The Russian journalist Yevgeny Pozhidaev set out to explore the veracity of beliefs that ethnic Russians hold about people from the North Caucasus. According to Pozhidaev, the population of the North Caucasian republics, excluding Adygea, is 6.6 million, of which about 600,000 are ethnic Russians. The remaining six million comprises only 4.2 percent of the total population of Russia, the reporter pointed out. Moreover, Pozhidaev found that as of 2009, the birthrates in all North Caucasian republics, with the exception of Chechnya, were lower than the level of population replacement, which is 2.15 children per woman. In Kabardino-Balkaria the rate was 1.51 children per woman; in Karachaevo-Cherkessia, it was 1.75; in North Ossetia, 1.84; in Dagestan, 1.96; in Ingushetia, 1.97; in Chechnya, 3.38. The average birthrate in Russia as a whole was 1.537. Thus, according to Pozhidaev, North Caucasian nationalities are on their way to acquire “European population reproduction” patterns. The rapid growth of the population in the North Caucasus is the result of its earlier high birthrate, the journalist argued. In 1988–1990, the birthrate coefficient in Dagestan was 3.07—nearly 1.7 times greater than average in Russia. However, in 1991–2006, the birthrate in Dagestan fell much faster than it did in the Slavic part of Russia, and the two birthrates were nearly the same, Pozhidaev concluded (http://www.regnum.ru/news/polit/1579394.html#ixzz29JFI1AYR).

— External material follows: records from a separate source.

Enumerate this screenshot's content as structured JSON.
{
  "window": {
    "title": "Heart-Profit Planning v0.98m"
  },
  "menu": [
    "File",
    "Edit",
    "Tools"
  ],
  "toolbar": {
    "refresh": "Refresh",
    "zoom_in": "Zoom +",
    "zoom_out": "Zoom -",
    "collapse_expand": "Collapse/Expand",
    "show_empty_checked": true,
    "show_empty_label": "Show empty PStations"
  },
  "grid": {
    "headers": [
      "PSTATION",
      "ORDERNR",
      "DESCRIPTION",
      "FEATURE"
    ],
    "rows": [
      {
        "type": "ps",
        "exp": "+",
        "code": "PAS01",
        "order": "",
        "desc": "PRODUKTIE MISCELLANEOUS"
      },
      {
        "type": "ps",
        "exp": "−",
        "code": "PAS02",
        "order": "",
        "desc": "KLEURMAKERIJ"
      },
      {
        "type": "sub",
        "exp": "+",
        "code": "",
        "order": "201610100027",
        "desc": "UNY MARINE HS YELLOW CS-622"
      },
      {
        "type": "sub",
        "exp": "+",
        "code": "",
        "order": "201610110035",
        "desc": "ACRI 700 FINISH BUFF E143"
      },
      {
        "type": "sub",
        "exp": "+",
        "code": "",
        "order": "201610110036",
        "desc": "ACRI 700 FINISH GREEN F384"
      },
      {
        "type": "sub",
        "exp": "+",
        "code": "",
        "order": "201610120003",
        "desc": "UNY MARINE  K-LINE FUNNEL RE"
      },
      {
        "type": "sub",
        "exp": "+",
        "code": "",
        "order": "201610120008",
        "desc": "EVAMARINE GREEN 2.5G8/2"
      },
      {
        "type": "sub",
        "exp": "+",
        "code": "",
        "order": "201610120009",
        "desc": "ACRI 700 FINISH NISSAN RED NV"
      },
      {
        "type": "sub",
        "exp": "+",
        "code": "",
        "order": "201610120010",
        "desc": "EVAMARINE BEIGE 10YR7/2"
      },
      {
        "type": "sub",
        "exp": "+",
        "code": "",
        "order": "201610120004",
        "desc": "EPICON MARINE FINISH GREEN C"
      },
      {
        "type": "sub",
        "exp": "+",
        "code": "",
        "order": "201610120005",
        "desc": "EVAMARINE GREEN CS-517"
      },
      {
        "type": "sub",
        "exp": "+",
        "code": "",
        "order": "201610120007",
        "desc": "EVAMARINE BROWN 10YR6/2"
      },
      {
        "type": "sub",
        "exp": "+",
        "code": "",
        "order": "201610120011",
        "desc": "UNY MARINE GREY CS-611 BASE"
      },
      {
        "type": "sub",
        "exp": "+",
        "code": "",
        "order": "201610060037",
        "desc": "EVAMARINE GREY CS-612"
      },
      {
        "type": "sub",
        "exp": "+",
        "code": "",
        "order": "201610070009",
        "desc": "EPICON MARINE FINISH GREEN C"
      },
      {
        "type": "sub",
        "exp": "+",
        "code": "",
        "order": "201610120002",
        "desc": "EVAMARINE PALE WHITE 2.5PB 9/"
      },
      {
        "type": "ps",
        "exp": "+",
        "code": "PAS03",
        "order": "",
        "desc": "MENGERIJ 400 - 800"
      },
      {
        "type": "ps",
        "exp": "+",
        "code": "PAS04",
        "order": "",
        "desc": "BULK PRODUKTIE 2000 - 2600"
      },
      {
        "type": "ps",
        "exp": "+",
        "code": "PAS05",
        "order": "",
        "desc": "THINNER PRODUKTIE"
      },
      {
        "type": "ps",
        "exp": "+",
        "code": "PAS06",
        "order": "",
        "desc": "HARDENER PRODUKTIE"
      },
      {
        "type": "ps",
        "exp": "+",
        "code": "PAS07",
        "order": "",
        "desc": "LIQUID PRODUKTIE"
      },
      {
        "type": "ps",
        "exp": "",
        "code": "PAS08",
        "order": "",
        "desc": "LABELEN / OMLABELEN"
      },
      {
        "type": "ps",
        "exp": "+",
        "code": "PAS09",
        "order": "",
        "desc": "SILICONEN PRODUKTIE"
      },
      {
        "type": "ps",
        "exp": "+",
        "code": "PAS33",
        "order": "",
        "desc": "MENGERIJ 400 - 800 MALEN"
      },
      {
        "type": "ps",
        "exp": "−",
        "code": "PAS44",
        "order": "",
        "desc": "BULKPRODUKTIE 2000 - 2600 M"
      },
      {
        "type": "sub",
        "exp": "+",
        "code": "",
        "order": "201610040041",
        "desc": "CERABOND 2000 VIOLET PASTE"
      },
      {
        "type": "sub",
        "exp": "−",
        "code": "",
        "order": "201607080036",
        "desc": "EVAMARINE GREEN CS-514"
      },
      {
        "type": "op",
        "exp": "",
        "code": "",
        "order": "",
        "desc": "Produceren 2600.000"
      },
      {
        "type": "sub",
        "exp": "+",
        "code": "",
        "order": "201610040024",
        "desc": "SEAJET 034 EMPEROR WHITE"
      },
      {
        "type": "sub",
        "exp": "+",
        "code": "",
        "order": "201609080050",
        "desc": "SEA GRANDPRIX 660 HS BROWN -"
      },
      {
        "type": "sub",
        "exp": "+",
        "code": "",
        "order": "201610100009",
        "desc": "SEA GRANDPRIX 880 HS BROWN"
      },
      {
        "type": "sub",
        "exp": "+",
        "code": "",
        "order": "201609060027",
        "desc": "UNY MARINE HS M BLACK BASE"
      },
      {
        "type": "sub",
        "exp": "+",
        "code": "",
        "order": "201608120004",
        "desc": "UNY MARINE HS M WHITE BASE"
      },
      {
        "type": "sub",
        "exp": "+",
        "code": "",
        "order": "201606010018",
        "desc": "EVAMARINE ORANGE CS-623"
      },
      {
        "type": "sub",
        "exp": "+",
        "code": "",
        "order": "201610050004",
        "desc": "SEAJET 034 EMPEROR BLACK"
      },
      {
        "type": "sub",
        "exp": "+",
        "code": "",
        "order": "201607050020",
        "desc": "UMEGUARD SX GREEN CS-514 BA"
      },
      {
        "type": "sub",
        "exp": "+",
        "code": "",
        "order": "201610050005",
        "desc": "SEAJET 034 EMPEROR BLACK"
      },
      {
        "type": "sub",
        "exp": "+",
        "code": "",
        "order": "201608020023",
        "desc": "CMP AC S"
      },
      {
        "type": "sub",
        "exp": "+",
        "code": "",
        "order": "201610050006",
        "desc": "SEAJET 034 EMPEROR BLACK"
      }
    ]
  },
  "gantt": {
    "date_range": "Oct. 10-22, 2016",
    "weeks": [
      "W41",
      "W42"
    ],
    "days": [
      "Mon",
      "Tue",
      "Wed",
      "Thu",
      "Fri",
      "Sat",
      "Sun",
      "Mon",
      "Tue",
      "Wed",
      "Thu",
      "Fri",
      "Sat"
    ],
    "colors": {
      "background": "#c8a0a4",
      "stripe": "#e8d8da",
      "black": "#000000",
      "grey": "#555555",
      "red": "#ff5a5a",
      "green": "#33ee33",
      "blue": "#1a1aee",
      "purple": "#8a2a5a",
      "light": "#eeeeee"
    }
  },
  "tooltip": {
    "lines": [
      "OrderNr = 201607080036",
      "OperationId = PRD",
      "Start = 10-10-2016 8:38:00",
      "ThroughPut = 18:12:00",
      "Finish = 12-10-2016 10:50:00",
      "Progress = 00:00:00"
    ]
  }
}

The Russian statistical service’s website, however, indicates that in 2009–2010, the natural growth of population, measured as the net addition of individuals per 1,000 people, across the North Caucasus significantly outperformed the rest of Russia. Russia as a whole experienced a net loss of population of -1.7 and -2.0 per 1,000 in 2009 and 2010, respectively. In the same period, the growth rate in Dagestan was 11.8 and 12.2 per 1,000; in Ingushetia, 14.2 and 17.8; in Kabardino-Balkaria, 4.1 and 4.9; in Karachaevo-Cherkessia, 3.6 and 3.2; in North Ossetia, 2.7 and 3.6; in Chechnya, 23.3 and 23.0 (Russian state statistical service, www.gks.ru). So not only did the North Caucasian republics have a significantly higher population growth rate than the rest of Russia in 2009, but all of them except Karachaevo-Cherkessia and Chechnya further increased their population growth rate in 2010.
Russian official statistics can be tricky. Whatever the ratio of the birthrates in the North Caucasus to those in Slavic Russia, Russian public opinion appears to be intent on exaggerating and focusing on the differences between the two groups, and it is unlikely that statistics are powerful enough to reverse this trend.